February 26, 2003


This site presents an argument that the American government saw to it that the Daniel Pearl video was not presented publicly, and gave various reasons for banning it. At the very bottom of the page, a link provided in order to download the video.
[...] THE VIDEO of Daniel Pearl's beheading is searing and nightmarish, but the key to its power is not that it shows him dead. It is that it shows him alive. You watch his eyes, you hear his voice, you can almost smell his fear as he tells the camera what his captors are forcing him to say.

''My name is Daniel Pearl. I'm a Jewish American from ... Encinco, California, USA. I come from, on my father's side, a family of Zionists. My father is Jewish. My mother is Jewish. I'm Jewish. My family follows Judaism. We've made numerous family visits to Israel.''

The three-minute video is a piece of Islamist pornography: A frightened Jew - even better, a frightened American Jew - confesses his Jewish roots and denounces US foreign policy. Then his head is cut off and brandished triumphantly as English words scroll up the screen: ''And if our demands are not met, this scene shall be repeated again and again.''

The video has been posted for weeks on a number of obscure Internet sites. It is reportedly a great hit in Saudi Arabia, the country that has supplied tens of thousands of recruits and vast financial subsidies to the cause of Islamist jihad. Last month CBS aired a brief portion of the video - though not its grisly ending - ''so that you can see and judge for yourself,'' as Dan Rather put it, ''the kind of propaganda terrorists are using in their war against the United States.''

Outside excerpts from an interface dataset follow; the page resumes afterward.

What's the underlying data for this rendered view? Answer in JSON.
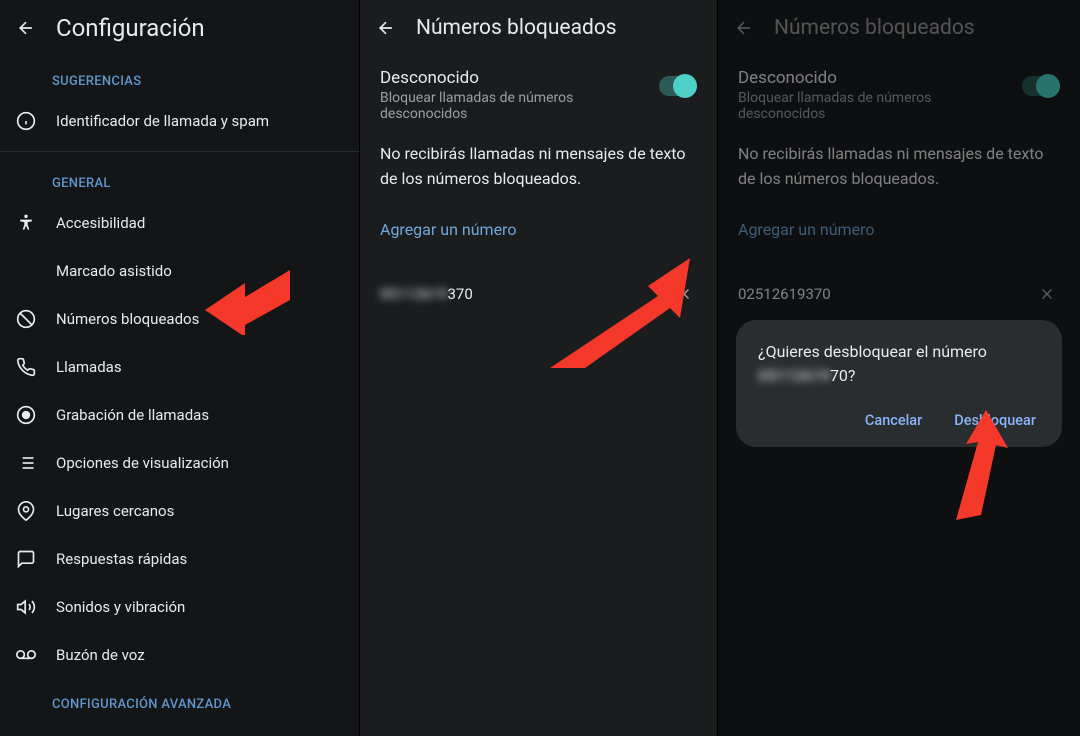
{
  "pane1": {
    "title": "Configuración",
    "section_suggestions": "SUGERENCIAS",
    "item_caller_id": "Identificador de llamada y spam",
    "section_general": "GENERAL",
    "item_accessibility": "Accesibilidad",
    "item_assisted_dial": "Marcado asistido",
    "item_blocked_numbers": "Números bloqueados",
    "item_calls": "Llamadas",
    "item_recording": "Grabación de llamadas",
    "item_display": "Opciones de visualización",
    "item_nearby": "Lugares cercanos",
    "item_quick_responses": "Respuestas rápidas",
    "item_sounds": "Sonidos y vibración",
    "item_voicemail": "Buzón de voz",
    "section_advanced": "CONFIGURACIÓN AVANZADA"
  },
  "pane2": {
    "title": "Números bloqueados",
    "unknown_title": "Desconocido",
    "unknown_sub": "Bloquear llamadas de números desconocidos",
    "info": "No recibirás llamadas ni mensajes de texto de los números bloqueados.",
    "add_link": "Agregar un número",
    "blocked_number_suffix": "370",
    "blocked_number_full": "05112619370"
  },
  "pane3": {
    "title": "Números bloqueados",
    "unknown_title": "Desconocido",
    "unknown_sub": "Bloquear llamadas de números desconocidos",
    "info": "No recibirás llamadas ni mensajes de texto de los números bloqueados.",
    "add_link": "Agregar un número",
    "blocked_number": "02512619370",
    "dialog_line1": "¿Quieres desbloquear el número",
    "dialog_num_blur": "05112619",
    "dialog_num_end": "70?",
    "dialog_cancel": "Cancelar",
    "dialog_confirm": "Desbloquear"
  }
}
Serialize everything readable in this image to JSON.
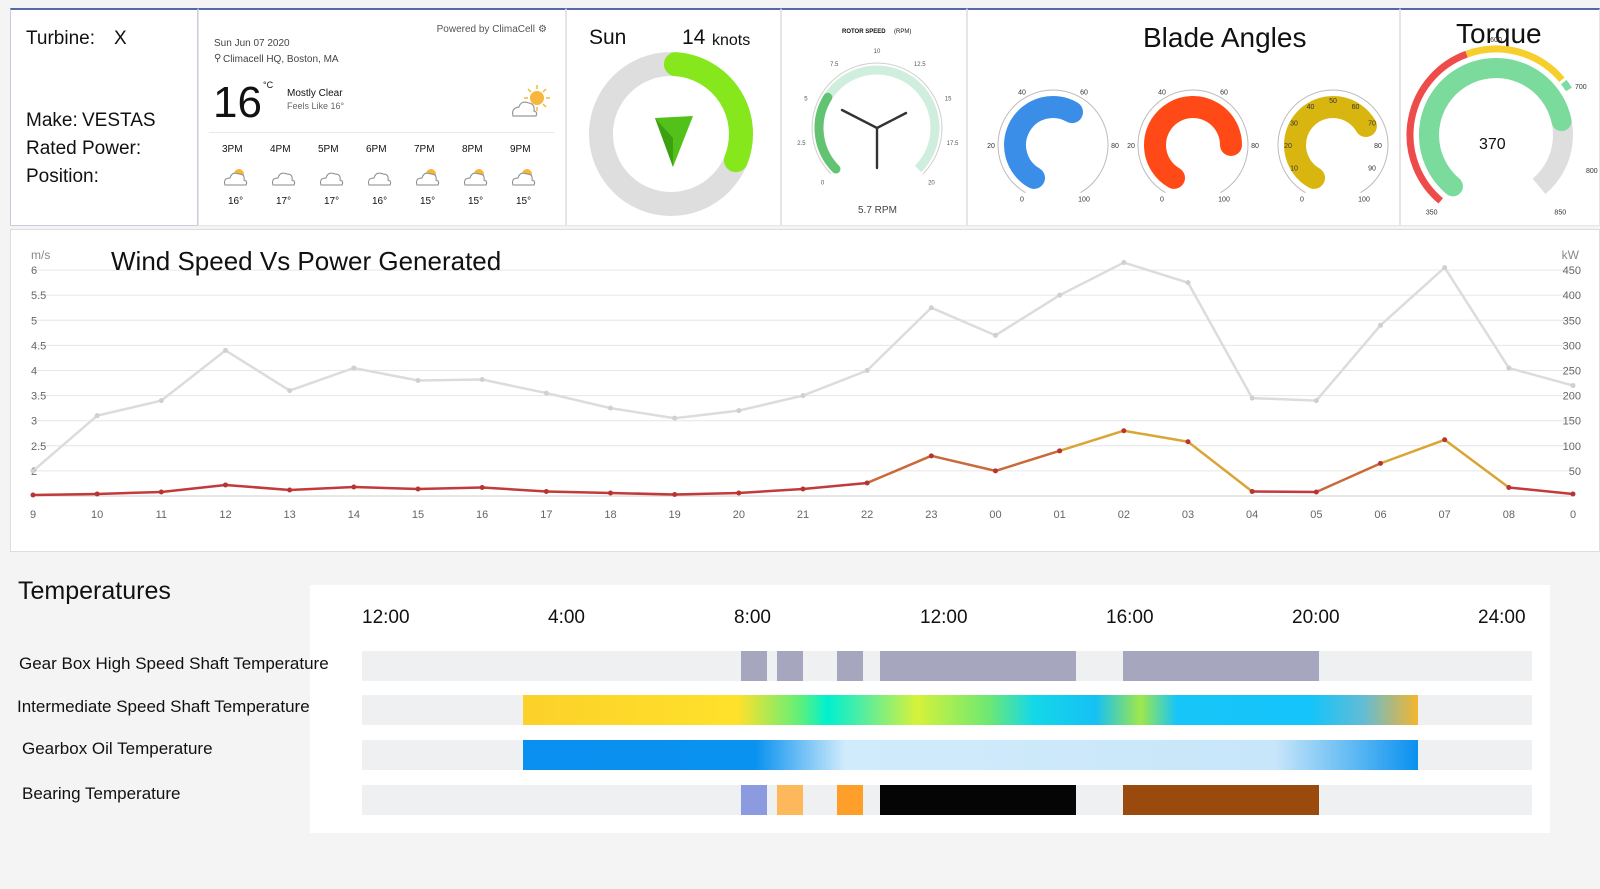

But it only became available to the general American public when The Boston Phoenix, a weekly newspaper, supplied a link to the video on its home page and published a photograph of Pearl's severed head. A media firestorm ensued, with critics accusing the Phoenix of sensationalism, poor journalistic judgment, and insensitivity to Daniel Pearl's family.
But even though Pearl's family felt in inappropriate to view the horrific video, this piece argues that Pearl himself would have wanted the truth brought to the public. I encourage you to read the arguments for and against viewing the video. Then decide whether or not you want to download it[more]